My Favorite Literacy Blogs

I love how social media has allowed me to connect with some amazing individuals over the years, and it has also introduced me to incredible members of the literacy world. I look to these fabulous ladies for inspiration and motivation on all things literacy :).

  1. Read Aloud Revival. If you’ve been following my blog, you know I’m OBSESSED with Sarah Mackenzie (see Reading Aloud Resources for Parents post). She is a homeschooling mom who has such an incredible passion for reading with her six kids. Her blog is geared towards families who read at home with their children. One of my favorite things that Mackenzie does is create book lists. Not only does this make life easier for busy families, it provides guidance in creating a culture of reading at home. Mackenzie also has an ah-mazing podcast.
  2. The Literacy Nest.  The last year and half I’ve been immersing myself in dyslexia and Orton-Gillingham. Through this journey I came across Emily Gibbons from The Literacy Nest, who is my guru in the dyslexia world. Her blog includes fabulous tips, strategies, and ideas to help dyslexic students. I love that the information can be used by teachers AND parents. She even has a Teachers Pay Teachers store where you can purchase resources to use with students (click here for the store). I’ve also had the privilege to learn from Emily through Tutor Success Academy and she is just awesome!
  3. Katie McKnight Literacy. I found Dr. Katie McKnight my first year teaching and have been following her ever since. She focuses on secondary (grades 6-12) reading and writing skills for the 21st century. What makes her stand out to me is her constant support for teachers and parents. She has published books, won multiple awards, and has presented all over the US. She even provides professional development online, in webinars, or in person.

 

Using Zinnia and the Bees in the Classroom

Last week I posted a book review of Zinnia and the Bees by Danielle Davis. I really enjoyed this book, and while I was reading I had a bunch of different ideas go through my head about incorporating it into the classroom or homeschool curriculum. Today, I want to share my ideas. This post is for educators and homeschool families.

Reading the Text

Depending on your curriculum and classroom structure, this book may fit best as a whole class read aloud. I would try and pair it up with other texts that revolve around friendship, family, environment or nature since those are the biggest themes present.

Pairing Fiction with Nonfiction

Since the introduction of the Common Core, there has been a push for pairing fiction texts with nonfiction texts. Zinnia and the Bees provides a great connection for this with the concept of migratory bees.

After doing a little bit of research, I came across a perfect article to introduce and explain the importance of migratory beekeeping.
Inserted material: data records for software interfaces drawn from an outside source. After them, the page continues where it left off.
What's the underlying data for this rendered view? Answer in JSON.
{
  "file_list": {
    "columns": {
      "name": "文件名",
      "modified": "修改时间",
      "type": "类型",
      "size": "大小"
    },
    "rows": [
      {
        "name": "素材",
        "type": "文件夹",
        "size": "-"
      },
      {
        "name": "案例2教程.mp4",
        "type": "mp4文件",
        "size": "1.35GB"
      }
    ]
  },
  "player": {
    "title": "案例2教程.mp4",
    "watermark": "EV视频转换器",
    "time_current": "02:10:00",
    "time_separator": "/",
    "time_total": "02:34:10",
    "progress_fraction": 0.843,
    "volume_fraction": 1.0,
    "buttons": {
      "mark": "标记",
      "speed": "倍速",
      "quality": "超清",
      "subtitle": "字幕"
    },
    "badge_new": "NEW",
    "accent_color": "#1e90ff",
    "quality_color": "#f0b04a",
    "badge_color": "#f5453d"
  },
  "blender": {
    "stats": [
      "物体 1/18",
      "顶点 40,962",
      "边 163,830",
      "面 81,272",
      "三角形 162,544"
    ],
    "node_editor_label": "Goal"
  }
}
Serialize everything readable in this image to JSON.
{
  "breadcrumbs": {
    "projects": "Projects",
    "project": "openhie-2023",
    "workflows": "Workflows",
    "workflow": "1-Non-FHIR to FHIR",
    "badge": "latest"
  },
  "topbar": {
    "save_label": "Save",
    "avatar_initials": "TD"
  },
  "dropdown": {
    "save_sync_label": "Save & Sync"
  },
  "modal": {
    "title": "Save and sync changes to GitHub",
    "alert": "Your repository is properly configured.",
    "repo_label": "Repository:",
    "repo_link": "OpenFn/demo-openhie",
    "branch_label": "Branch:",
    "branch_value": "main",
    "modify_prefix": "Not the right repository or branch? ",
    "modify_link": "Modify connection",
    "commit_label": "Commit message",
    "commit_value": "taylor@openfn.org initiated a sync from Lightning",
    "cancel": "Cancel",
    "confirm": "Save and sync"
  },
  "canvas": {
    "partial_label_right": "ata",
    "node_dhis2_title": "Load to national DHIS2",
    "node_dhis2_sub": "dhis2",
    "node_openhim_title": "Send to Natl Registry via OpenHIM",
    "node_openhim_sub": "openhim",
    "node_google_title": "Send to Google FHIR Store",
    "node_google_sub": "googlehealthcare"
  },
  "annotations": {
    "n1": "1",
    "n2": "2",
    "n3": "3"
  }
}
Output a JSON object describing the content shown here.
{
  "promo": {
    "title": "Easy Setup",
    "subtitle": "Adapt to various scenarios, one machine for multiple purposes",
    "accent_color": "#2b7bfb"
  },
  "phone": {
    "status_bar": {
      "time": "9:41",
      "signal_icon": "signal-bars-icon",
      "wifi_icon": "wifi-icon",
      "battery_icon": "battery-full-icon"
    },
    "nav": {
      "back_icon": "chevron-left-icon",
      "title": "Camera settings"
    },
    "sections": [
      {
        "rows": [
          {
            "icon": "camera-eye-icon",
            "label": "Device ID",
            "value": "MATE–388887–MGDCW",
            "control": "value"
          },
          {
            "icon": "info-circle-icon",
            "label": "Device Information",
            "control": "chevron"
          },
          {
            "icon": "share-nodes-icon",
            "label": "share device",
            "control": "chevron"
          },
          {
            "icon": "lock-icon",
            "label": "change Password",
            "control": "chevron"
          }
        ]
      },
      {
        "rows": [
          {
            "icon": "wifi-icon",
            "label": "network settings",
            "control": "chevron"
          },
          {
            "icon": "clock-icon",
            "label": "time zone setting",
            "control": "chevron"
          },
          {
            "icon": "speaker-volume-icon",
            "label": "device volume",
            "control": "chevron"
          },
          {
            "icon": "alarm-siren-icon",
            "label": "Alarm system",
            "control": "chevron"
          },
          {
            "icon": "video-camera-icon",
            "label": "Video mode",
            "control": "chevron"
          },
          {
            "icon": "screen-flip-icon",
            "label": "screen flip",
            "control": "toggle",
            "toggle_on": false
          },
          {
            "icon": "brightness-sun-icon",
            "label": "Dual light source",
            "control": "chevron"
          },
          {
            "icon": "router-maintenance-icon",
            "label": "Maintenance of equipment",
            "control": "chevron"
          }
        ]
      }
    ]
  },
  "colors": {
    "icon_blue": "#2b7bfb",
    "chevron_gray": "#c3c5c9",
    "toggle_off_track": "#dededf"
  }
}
The Mind-Boogling Math of Migratory Beekeeping is a fantastic article from 2013 that dives into detail about bees and the impacts they have on our food. This text is a little challenging because of all the math included, so I would suggest doing a partner or whole-class read with the article. Kids should also highlight the text for information they find interesting or important. After kids read and highlight, I would suggest having them complete reading questions (click here) to solidify their understanding of the material.

Some other ideas for infusing nonfiction with this text:

-online scavenger hunt about bees

-research project on current situation with migratory bees

-compare and contrast migratory bees in other countries

Discussing the Book

One of my favorite aspects about this book is the diversity of themes that it covers. You can do whole class or small group discussions about the following themes:

-Bullying

-Friendship

-Family

-Environment

-Death

-Trust

-Change

If you use this for a read aloud, try asking a theme related question each day (trust me there is lots of material) to help generate discussions.